▶ _Task brief_
Set every record down verbatim and omit the pictures.

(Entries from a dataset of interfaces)

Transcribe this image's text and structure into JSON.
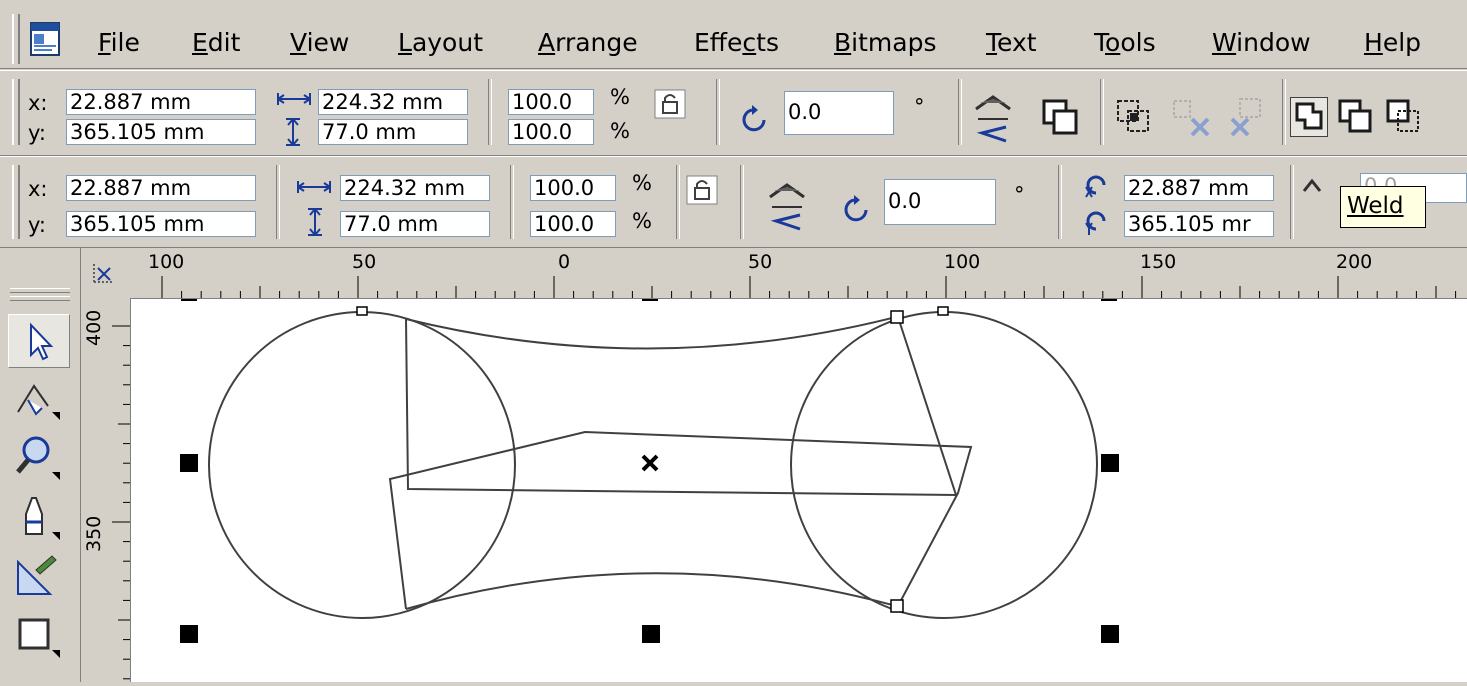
{
  "menu": {
    "items": [
      {
        "id": "file",
        "pre": "",
        "u": "F",
        "post": "ile"
      },
      {
        "id": "edit",
        "pre": "",
        "u": "E",
        "post": "dit"
      },
      {
        "id": "view",
        "pre": "",
        "u": "V",
        "post": "iew"
      },
      {
        "id": "layout",
        "pre": "",
        "u": "L",
        "post": "ayout"
      },
      {
        "id": "arrange",
        "pre": "",
        "u": "A",
        "post": "rrange"
      },
      {
        "id": "effects",
        "pre": "Effe",
        "u": "c",
        "post": "ts"
      },
      {
        "id": "bitmaps",
        "pre": "",
        "u": "B",
        "post": "itmaps"
      },
      {
        "id": "text",
        "pre": "",
        "u": "T",
        "post": "ext"
      },
      {
        "id": "tools",
        "pre": "T",
        "u": "o",
        "post": "ols"
      },
      {
        "id": "window",
        "pre": "",
        "u": "W",
        "post": "indow"
      },
      {
        "id": "help",
        "pre": "",
        "u": "H",
        "post": "elp"
      }
    ]
  },
  "propbar1": {
    "x_label": "x:",
    "y_label": "y:",
    "x_value": "22.887 mm",
    "y_value": "365.105 mm",
    "width_value": "224.32 mm",
    "height_value": "77.0 mm",
    "scale_x": "100.0",
    "scale_y": "100.0",
    "percent": "%",
    "rotation": "0.0",
    "degree": "°"
  },
  "propbar2": {
    "x_label": "x:",
    "y_label": "y:",
    "x_value": "22.887 mm",
    "y_value": "365.105 mm",
    "width_value": "224.32 mm",
    "height_value": "77.0 mm",
    "scale_x": "100.0",
    "scale_y": "100.0",
    "percent": "%",
    "rotation": "0.0",
    "degree": "°",
    "center_x": "22.887 mm",
    "center_y": "365.105 mr",
    "partial_field": "0.0"
  },
  "tooltip": "Weld",
  "ruler_top": {
    "labels": [
      "100",
      "50",
      "0",
      "50",
      "100",
      "150",
      "200"
    ]
  },
  "ruler_left": {
    "labels": [
      "400",
      "350"
    ]
  },
  "icons": {
    "doc": "document-icon",
    "lock": "lock-ratio-icon",
    "rotate": "rotate-icon",
    "mirror": "mirror-icon",
    "weld": "weld-icon",
    "trim": "trim-icon",
    "intersect": "intersect-icon"
  },
  "colors": {
    "chrome": "#d4d0c8",
    "field_border": "#7f9db9",
    "tooltip_bg": "#ffffe1",
    "canvas": "#ffffff"
  }
}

▶ _Output for this task_
Transcribe this image's text and structure into JSON.
{
  "menu": {
    "items": [
      {
        "id": "file",
        "pre": "",
        "u": "F",
        "post": "ile"
      },
      {
        "id": "edit",
        "pre": "",
        "u": "E",
        "post": "dit"
      },
      {
        "id": "view",
        "pre": "",
        "u": "V",
        "post": "iew"
      },
      {
        "id": "layout",
        "pre": "",
        "u": "L",
        "post": "ayout"
      },
      {
        "id": "arrange",
        "pre": "",
        "u": "A",
        "post": "rrange"
      },
      {
        "id": "effects",
        "pre": "Effe",
        "u": "c",
        "post": "ts"
      },
      {
        "id": "bitmaps",
        "pre": "",
        "u": "B",
        "post": "itmaps"
      },
      {
        "id": "text",
        "pre": "",
        "u": "T",
        "post": "ext"
      },
      {
        "id": "tools",
        "pre": "T",
        "u": "o",
        "post": "ols"
      },
      {
        "id": "window",
        "pre": "",
        "u": "W",
        "post": "indow"
      },
      {
        "id": "help",
        "pre": "",
        "u": "H",
        "post": "elp"
      }
    ]
  },
  "propbar1": {
    "x_label": "x:",
    "y_label": "y:",
    "x_value": "22.887 mm",
    "y_value": "365.105 mm",
    "width_value": "224.32 mm",
    "height_value": "77.0 mm",
    "scale_x": "100.0",
    "scale_y": "100.0",
    "percent": "%",
    "rotation": "0.0",
    "degree": "°"
  },
  "propbar2": {
    "x_label": "x:",
    "y_label": "y:",
    "x_value": "22.887 mm",
    "y_value": "365.105 mm",
    "width_value": "224.32 mm",
    "height_value": "77.0 mm",
    "scale_x": "100.0",
    "scale_y": "100.0",
    "percent": "%",
    "rotation": "0.0",
    "degree": "°",
    "center_x": "22.887 mm",
    "center_y": "365.105 mr",
    "partial_field": "0.0"
  },
  "tooltip": "Weld",
  "ruler_top": {
    "labels": [
      "100",
      "50",
      "0",
      "50",
      "100",
      "150",
      "200"
    ]
  },
  "ruler_left": {
    "labels": [
      "400",
      "350"
    ]
  },
  "icons": {
    "doc": "document-icon",
    "lock": "lock-ratio-icon",
    "rotate": "rotate-icon",
    "mirror": "mirror-icon",
    "weld": "weld-icon",
    "trim": "trim-icon",
    "intersect": "intersect-icon"
  },
  "colors": {
    "chrome": "#d4d0c8",
    "field_border": "#7f9db9",
    "tooltip_bg": "#ffffe1",
    "canvas": "#ffffff"
  }
}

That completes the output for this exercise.